> **How to complete this task**
Return, from the lines below, each one that includes the word "Checking".

> **Provided material**
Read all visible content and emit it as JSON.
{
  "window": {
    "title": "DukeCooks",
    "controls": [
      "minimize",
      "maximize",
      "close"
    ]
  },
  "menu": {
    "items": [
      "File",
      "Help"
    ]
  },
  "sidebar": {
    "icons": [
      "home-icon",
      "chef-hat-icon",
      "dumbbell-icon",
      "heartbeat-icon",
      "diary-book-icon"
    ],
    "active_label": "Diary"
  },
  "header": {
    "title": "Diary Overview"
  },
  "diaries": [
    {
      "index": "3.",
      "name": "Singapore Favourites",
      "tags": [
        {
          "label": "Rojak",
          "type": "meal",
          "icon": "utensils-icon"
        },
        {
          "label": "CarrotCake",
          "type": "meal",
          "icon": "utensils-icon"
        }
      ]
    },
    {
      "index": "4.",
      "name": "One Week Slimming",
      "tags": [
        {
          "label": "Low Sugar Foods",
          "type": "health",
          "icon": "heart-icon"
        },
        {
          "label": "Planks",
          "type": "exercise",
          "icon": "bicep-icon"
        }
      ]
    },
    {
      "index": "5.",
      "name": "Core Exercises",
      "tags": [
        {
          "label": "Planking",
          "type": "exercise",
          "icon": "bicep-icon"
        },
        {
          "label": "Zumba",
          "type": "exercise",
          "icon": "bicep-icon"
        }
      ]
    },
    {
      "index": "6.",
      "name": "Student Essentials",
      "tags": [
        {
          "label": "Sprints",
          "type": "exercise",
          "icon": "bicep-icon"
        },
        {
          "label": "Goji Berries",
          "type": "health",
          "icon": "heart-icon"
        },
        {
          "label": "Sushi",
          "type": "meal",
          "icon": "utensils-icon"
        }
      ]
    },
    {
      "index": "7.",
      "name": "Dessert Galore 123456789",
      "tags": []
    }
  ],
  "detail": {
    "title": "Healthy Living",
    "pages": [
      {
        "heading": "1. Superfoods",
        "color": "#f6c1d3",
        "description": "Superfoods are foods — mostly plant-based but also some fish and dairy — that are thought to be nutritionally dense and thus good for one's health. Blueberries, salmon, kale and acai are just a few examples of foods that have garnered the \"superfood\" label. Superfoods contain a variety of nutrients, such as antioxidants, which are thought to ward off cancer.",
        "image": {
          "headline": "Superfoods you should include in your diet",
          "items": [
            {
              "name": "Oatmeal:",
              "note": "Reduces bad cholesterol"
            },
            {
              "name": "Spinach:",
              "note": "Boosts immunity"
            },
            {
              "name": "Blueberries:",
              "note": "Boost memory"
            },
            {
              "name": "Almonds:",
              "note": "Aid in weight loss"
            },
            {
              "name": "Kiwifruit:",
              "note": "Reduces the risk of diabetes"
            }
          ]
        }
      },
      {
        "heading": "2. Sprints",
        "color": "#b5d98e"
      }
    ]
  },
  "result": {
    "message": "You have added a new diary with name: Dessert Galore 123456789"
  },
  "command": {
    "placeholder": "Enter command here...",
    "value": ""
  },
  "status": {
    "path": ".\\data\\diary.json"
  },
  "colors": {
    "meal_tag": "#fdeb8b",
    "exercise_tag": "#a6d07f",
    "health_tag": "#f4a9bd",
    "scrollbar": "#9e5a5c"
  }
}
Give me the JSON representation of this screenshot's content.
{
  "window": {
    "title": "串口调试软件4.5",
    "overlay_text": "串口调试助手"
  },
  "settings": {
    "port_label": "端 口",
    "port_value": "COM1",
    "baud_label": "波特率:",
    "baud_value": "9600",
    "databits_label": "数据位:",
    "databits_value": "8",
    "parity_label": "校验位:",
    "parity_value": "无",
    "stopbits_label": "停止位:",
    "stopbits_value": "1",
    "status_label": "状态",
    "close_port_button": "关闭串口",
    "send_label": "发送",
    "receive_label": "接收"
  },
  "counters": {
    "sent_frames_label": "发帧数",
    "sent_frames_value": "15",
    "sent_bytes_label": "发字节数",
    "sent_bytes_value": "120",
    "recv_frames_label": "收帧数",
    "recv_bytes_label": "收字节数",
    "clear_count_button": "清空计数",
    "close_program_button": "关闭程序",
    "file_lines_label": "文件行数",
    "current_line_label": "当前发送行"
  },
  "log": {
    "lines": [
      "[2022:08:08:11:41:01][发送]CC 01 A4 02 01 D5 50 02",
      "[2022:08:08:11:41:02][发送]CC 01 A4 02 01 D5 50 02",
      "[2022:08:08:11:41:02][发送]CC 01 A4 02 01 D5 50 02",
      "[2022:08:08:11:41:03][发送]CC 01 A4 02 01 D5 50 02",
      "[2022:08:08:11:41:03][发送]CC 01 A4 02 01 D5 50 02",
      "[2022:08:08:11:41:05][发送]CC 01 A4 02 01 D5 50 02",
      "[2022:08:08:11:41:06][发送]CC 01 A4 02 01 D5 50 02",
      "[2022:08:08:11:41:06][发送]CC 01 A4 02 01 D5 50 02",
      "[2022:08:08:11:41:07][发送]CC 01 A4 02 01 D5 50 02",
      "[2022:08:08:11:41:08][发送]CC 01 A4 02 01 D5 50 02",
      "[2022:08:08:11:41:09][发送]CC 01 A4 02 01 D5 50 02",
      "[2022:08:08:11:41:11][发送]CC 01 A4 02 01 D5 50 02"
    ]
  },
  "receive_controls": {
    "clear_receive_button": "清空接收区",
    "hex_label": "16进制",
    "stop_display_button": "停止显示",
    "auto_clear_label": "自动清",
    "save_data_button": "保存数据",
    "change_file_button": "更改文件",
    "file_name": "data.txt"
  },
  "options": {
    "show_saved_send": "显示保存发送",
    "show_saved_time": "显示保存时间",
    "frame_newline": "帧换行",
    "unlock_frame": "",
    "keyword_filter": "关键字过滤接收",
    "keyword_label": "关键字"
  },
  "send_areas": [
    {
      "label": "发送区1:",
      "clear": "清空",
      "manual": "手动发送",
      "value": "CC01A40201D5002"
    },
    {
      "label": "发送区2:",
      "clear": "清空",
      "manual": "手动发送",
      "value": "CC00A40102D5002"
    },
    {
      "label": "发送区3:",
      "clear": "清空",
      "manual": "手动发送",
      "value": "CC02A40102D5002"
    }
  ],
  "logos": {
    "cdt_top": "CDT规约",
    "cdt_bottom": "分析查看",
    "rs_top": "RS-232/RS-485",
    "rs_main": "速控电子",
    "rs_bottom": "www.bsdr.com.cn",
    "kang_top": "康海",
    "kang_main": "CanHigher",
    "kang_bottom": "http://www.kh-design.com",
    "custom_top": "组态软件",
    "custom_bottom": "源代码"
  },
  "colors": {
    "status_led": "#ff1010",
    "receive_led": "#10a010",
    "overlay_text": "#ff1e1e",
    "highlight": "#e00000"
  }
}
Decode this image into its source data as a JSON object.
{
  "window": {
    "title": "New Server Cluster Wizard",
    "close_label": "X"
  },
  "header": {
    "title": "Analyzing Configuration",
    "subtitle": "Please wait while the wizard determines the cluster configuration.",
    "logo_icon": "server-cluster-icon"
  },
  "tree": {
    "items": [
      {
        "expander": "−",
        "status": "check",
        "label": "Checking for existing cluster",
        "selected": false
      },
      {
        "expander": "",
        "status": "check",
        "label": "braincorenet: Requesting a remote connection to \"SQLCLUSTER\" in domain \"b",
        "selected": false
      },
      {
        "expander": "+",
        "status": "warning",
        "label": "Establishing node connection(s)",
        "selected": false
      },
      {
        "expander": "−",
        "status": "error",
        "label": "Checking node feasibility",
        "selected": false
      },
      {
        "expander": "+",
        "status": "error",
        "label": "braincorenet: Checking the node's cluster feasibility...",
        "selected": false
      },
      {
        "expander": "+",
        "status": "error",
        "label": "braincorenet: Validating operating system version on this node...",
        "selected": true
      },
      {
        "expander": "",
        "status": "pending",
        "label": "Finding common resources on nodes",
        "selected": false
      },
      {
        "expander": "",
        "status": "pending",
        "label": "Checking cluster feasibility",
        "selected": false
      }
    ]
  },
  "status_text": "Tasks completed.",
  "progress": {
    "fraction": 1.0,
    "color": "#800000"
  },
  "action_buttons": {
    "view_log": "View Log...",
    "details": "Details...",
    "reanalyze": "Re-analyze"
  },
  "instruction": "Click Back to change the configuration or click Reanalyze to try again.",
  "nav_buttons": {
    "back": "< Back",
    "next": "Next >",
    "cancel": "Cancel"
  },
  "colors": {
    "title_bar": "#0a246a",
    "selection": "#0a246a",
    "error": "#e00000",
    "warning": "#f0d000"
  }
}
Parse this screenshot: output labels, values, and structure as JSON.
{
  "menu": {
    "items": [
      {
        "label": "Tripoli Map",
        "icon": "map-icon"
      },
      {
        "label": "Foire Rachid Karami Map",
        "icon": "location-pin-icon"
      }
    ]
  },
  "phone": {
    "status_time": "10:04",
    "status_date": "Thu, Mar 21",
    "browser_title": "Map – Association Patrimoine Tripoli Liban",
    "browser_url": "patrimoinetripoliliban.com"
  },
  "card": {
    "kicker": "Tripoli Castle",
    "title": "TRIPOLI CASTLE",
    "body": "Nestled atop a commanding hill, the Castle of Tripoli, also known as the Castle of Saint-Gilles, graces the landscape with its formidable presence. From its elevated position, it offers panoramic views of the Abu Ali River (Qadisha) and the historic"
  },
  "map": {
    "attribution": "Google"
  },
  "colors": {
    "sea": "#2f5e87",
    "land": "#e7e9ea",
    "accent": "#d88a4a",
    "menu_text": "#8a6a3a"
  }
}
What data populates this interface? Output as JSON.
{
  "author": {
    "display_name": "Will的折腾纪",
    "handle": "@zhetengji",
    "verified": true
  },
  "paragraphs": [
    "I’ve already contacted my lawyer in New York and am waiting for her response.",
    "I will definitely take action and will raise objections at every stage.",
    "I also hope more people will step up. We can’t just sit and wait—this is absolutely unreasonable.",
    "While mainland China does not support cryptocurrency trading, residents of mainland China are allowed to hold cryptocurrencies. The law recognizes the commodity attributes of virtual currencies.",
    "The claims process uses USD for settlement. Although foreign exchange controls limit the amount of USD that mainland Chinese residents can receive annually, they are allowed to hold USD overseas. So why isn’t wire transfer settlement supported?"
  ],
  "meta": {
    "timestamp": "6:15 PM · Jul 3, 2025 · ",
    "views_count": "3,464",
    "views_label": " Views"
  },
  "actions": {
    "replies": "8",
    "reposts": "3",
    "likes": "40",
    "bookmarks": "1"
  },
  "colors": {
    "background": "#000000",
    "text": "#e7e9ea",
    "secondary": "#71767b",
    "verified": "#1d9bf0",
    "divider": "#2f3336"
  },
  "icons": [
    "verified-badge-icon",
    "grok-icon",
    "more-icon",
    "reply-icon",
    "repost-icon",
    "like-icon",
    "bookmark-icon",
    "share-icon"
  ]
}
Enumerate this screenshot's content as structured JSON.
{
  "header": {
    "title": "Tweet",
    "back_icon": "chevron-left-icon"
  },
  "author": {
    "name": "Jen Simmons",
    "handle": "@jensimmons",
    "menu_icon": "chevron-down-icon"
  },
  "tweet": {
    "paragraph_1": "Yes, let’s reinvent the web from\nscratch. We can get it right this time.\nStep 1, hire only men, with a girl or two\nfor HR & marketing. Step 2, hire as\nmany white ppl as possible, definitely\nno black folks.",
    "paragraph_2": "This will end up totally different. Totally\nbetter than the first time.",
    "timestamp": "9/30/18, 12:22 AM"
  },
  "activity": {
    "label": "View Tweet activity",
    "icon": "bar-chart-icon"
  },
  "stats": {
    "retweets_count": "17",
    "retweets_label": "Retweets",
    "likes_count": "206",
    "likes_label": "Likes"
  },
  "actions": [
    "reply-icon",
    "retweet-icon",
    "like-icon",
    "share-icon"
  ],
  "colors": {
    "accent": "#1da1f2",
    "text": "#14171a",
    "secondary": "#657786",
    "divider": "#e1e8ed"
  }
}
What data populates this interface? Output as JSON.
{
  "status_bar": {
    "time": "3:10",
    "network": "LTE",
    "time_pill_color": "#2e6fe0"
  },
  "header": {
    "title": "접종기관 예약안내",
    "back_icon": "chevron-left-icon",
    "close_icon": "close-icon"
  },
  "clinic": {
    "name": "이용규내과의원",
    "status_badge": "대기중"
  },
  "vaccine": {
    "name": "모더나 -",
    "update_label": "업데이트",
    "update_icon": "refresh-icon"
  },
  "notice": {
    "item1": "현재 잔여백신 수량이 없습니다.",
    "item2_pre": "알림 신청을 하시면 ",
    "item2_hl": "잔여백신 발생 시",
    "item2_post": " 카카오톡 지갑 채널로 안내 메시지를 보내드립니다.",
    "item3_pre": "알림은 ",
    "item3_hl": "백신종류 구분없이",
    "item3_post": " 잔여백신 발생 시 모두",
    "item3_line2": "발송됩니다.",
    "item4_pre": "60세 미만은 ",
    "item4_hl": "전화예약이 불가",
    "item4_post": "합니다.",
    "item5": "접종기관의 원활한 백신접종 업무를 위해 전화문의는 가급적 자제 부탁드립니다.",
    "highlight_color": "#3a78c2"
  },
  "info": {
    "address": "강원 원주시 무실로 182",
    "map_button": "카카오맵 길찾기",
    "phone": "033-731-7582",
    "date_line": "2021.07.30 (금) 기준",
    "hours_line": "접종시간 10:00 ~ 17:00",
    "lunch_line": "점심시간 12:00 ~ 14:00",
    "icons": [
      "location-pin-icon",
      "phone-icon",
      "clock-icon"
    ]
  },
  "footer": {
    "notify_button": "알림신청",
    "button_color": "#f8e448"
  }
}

> **Worked solution**
        "label": "Checking for existing cluster",
        "label": "Checking node feasibility",
        "label": "braincorenet: Checking the node's cluster feasibility...",
        "label": "Checking cluster feasibility",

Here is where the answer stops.